One reason for the delay in getting my equipment upgraded is that I simply did not know what to buy. I ended up buying an expensive package of an Arris SURFboard modem + the router bundle. The router uses Ripcurrent which allows for hotspots via ones electrical system.  Simply by an additional device, and any wall socket becomes hotspot. I was able to install it pretty easily, and already my performance is extraordinary.

The $ delta between where I was and where I'm going is $20/mo.  I brew my own coffee, so a Starbucks habit is more expensive that that.  The Ultimate, does require a $50 one-time fee.  My splurge for eradicating buffering frustration.

Relish Time

Nah...that's not an admonishment to relish time, but rather to herald in the beginning of hot pepper relish time!

My relish is generally chef's pick of the garden.  That means I go out and pick whatever peppers have reached maturity on that day.  I have about 1/2 hot and 1/2 sweet peppers of various varieties in my garden.  However, size and weight will differ depending on, you know, what's ready to pick.

Check out my canning links....most particularly UGA's publications.  Okay, not need to futz about, you can find it here.

I chose their Hot Pepper Relish.  The only modification is that I substituted cucumbers for onions.  I've never done this before--this being adding cucumbers.  NOrmally, I simply use hot peppers.  However, my cucumbers were producing like mad, and it seemed fair and fine to add some!  I realize that one has to be careful when using this v. that for canning, but given the amount of sugar, the hot processing time, etc, I don't think that anyone will get botulism.

Even with the addition of cucumbers, this relish is hot.  I used my Weston #22 (my dog food grinder) to grind my vegetables.  In the past I have hand cut; food processed; Kitchen Aid grinded.  However, last year, was the first growing season that I had the Weston.  It makes very short work out of a very tedious task.

I remember one season, I hand cut peppers into rings.  Let me tell you, that my back hurt and I had a Fred Sanford claw for my right hand.  With the Weston #22, it ground 9 lbs of vegetables in less than 8 minutes.

Oh....I forgot to mention that with the exception of the bell peppers which I split and pulled out the pith, I merely cut out the tops of my peppers and ground the whole thing.  It gives no degradation in taste and amps up the heat.
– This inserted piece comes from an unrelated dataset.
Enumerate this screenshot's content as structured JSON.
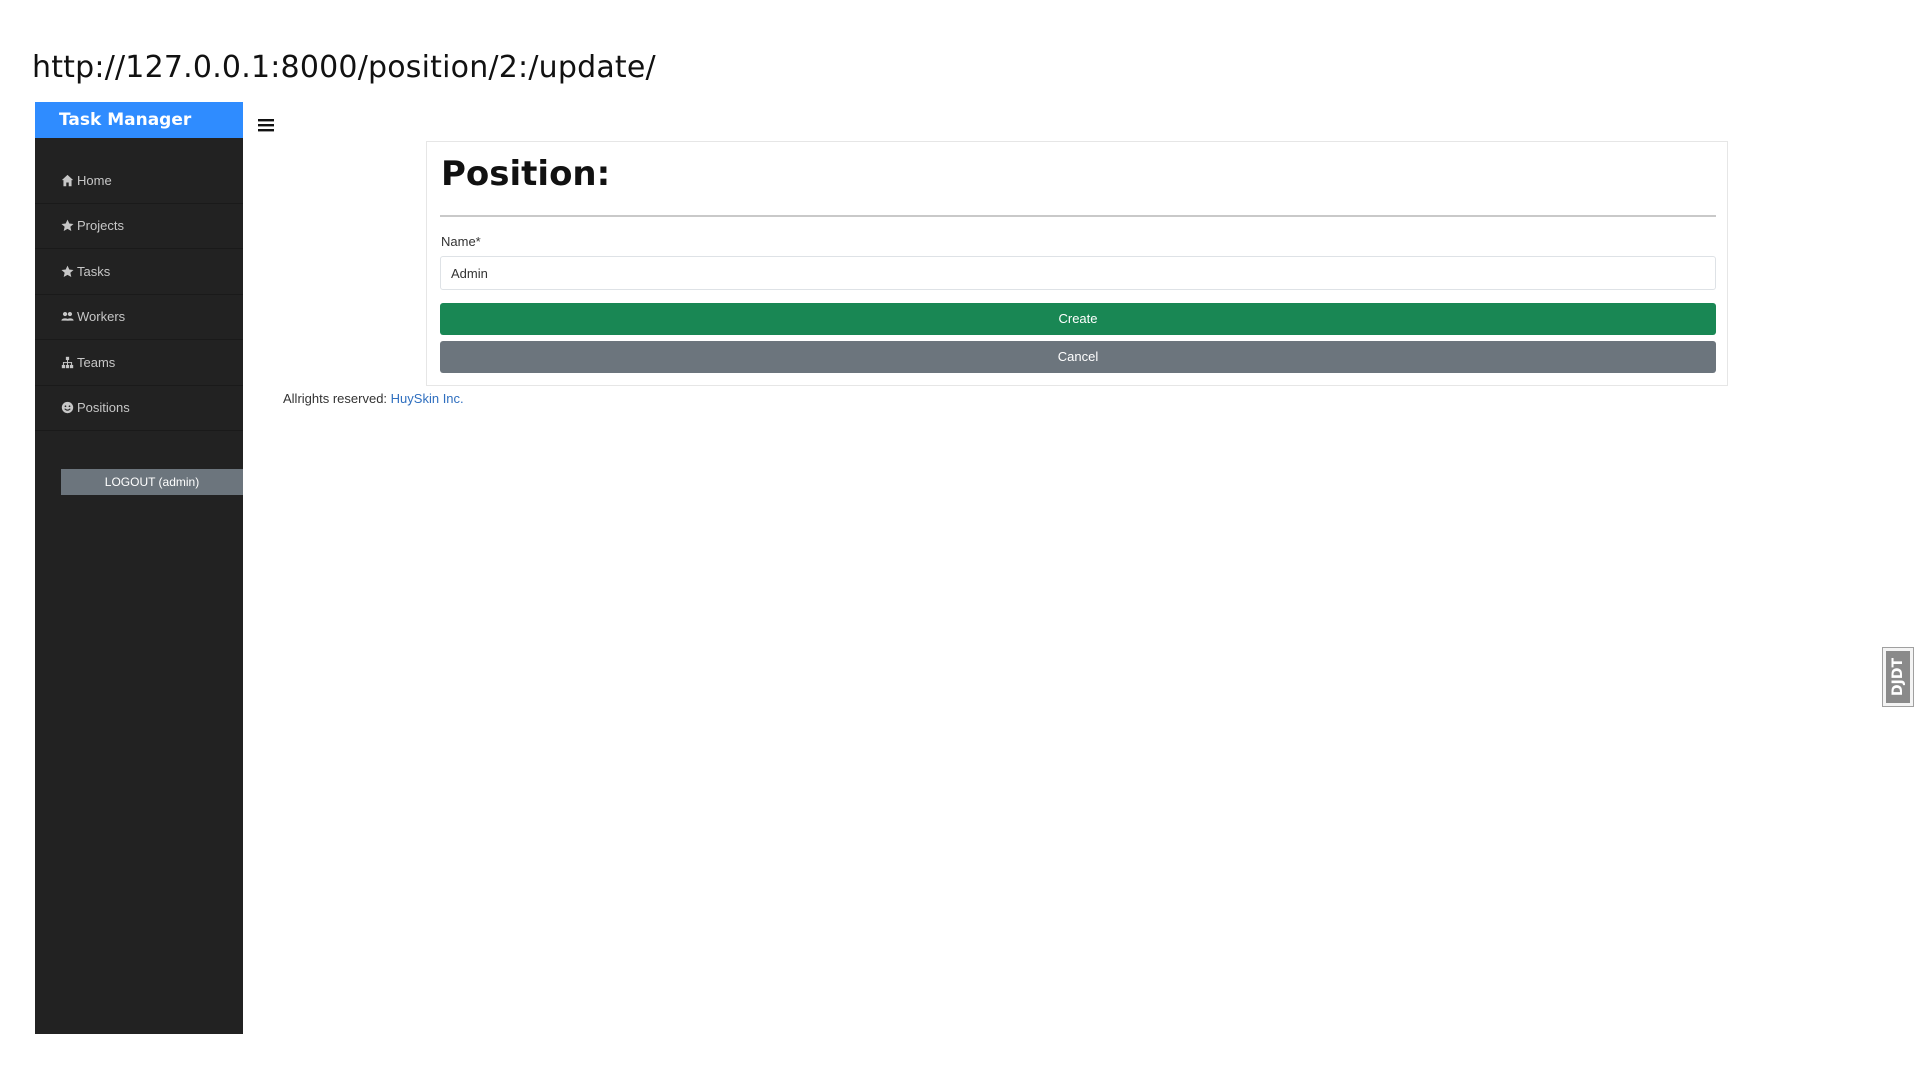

For those thinking that this must be blistering; it is not.   Cooking the peppers takes some of the heat off.  And speaking of heat.....who wants to can when it is approaching 100 degrees outside.  Well, my Solaire ceramic grill is just perfect.  It sits outside! I pull the grill off and set it sideways right on top of the burner guard.  It's stable, and it is so freakin' hot that the water boils fast and maintains temperature once I add my items to the bath. Between the Weston and the Solaire, canning has never been easier (for relishes).

There are so many different recipes for canning vegetable or fruits.  It can be daunting to a novice.  My advice:    I would recommend that you look at the UGA publications--particularly the principles of canning.  Then,  try your hand at something while good produce is coming in. Observe safety precautions, or just start off with a freezer jam.
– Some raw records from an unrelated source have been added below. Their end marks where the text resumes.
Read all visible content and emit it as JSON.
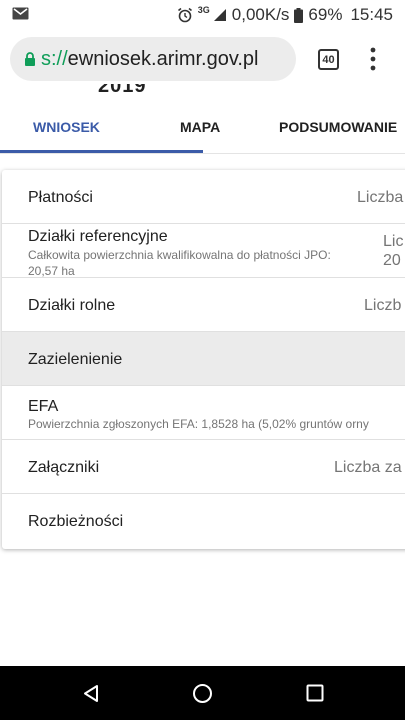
{
  "status_bar": {
    "network_type": "3G",
    "speed": "0,00K/s",
    "battery": "69%",
    "time": "15:45"
  },
  "browser": {
    "url_prefix": "s://",
    "url_host": "ewniosek.arimr.gov.pl",
    "tab_count": "40"
  },
  "page": {
    "peek_text": "2019"
  },
  "tabs": [
    {
      "label": "WNIOSEK",
      "active": true
    },
    {
      "label": "MAPA",
      "active": false
    },
    {
      "label": "PODSUMOWANIE",
      "active": false
    }
  ],
  "rows": [
    {
      "title": "Płatności",
      "right": "Liczba"
    },
    {
      "title": "Działki referencyjne",
      "subtitle": "Całkowita powierzchnia kwalifikowalna do płatności JPO: 20,57 ha",
      "right_line1": "Lic",
      "right_line2": "20"
    },
    {
      "title": "Działki rolne",
      "right": "Liczb"
    },
    {
      "title": "Zazielenienie"
    },
    {
      "title": "EFA",
      "subtitle": "Powierzchnia zgłoszonych EFA: 1,8528 ha (5,02% gruntów orny"
    },
    {
      "title": "Załączniki",
      "right": "Liczba za"
    },
    {
      "title": "Rozbieżności"
    }
  ],
  "colors": {
    "accent": "#3b5ba8",
    "secure": "#0f9d58",
    "highlight_row": "#ebebeb"
  }
}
Safety Precautions:  It is important to understand the principles of canning, most particularly the principles of pH.  pH is important as +> 4.6 botulism can grow.  So whipping up your own recipe, or failing to follow the correct proportions of vegetables and acids can cause a fatal problem.    I have to believe that given what I've seen on the internet (gross divergences from published standards) coupled with the small incidence of botulism in the US, that it is statistically remote.  That's not to disabuse any of the notion that they can stray from standards.  Rather, that many clearly do.
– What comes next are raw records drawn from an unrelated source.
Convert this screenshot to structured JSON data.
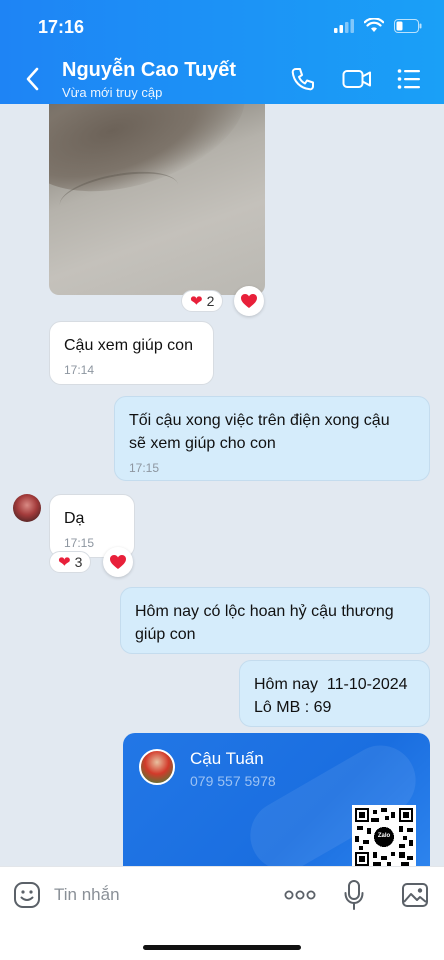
{
  "status_bar": {
    "time": "17:16"
  },
  "header": {
    "contact_name": "Nguyễn Cao Tuyết",
    "contact_status": "Vừa mới truy cập"
  },
  "messages": [
    {
      "id": "m1",
      "direction": "in",
      "text": "Cậu xem giúp con",
      "time": "17:14"
    },
    {
      "id": "m2",
      "direction": "out",
      "text_lines": [
        "Tối cậu xong việc trên điện xong cậu",
        "sẽ xem giúp cho con"
      ],
      "time": "17:15"
    },
    {
      "id": "m3",
      "direction": "in",
      "text": "Dạ",
      "time": "17:15"
    },
    {
      "id": "m4",
      "direction": "out",
      "text_lines": [
        "Hôm nay có lộc hoan hỷ cậu thương",
        "giúp con"
      ]
    },
    {
      "id": "m5",
      "direction": "out",
      "text_lines": [
        "Hôm nay  11-10-2024",
        "Lô MB : 69"
      ]
    }
  ],
  "reactions": {
    "photo": {
      "emoji": "❤",
      "count": "2"
    },
    "m3": {
      "emoji": "❤",
      "count": "3"
    }
  },
  "contact_card": {
    "name": "Cậu Tuấn",
    "phone": "079 557 5978",
    "qr_logo": "Zalo"
  },
  "input": {
    "placeholder": "Tin nhắn"
  },
  "colors": {
    "header": "#1e84f5",
    "outgoing_bubble": "#d5ecfb",
    "incoming_bubble": "#ffffff",
    "chat_bg": "#e2e9f1",
    "heart": "#e8203a"
  },
  "icons": [
    "back-icon",
    "phone-icon",
    "video-icon",
    "menu-icon",
    "sticker-icon",
    "more-icon",
    "mic-icon",
    "image-icon",
    "heart-icon"
  ]
}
Once you go through the process, like anything, you will become competent.  Every year people wait for my relish.  Find your own signature canning product--make it your own and enjoy.  It is wonderful to share the bounty of nature.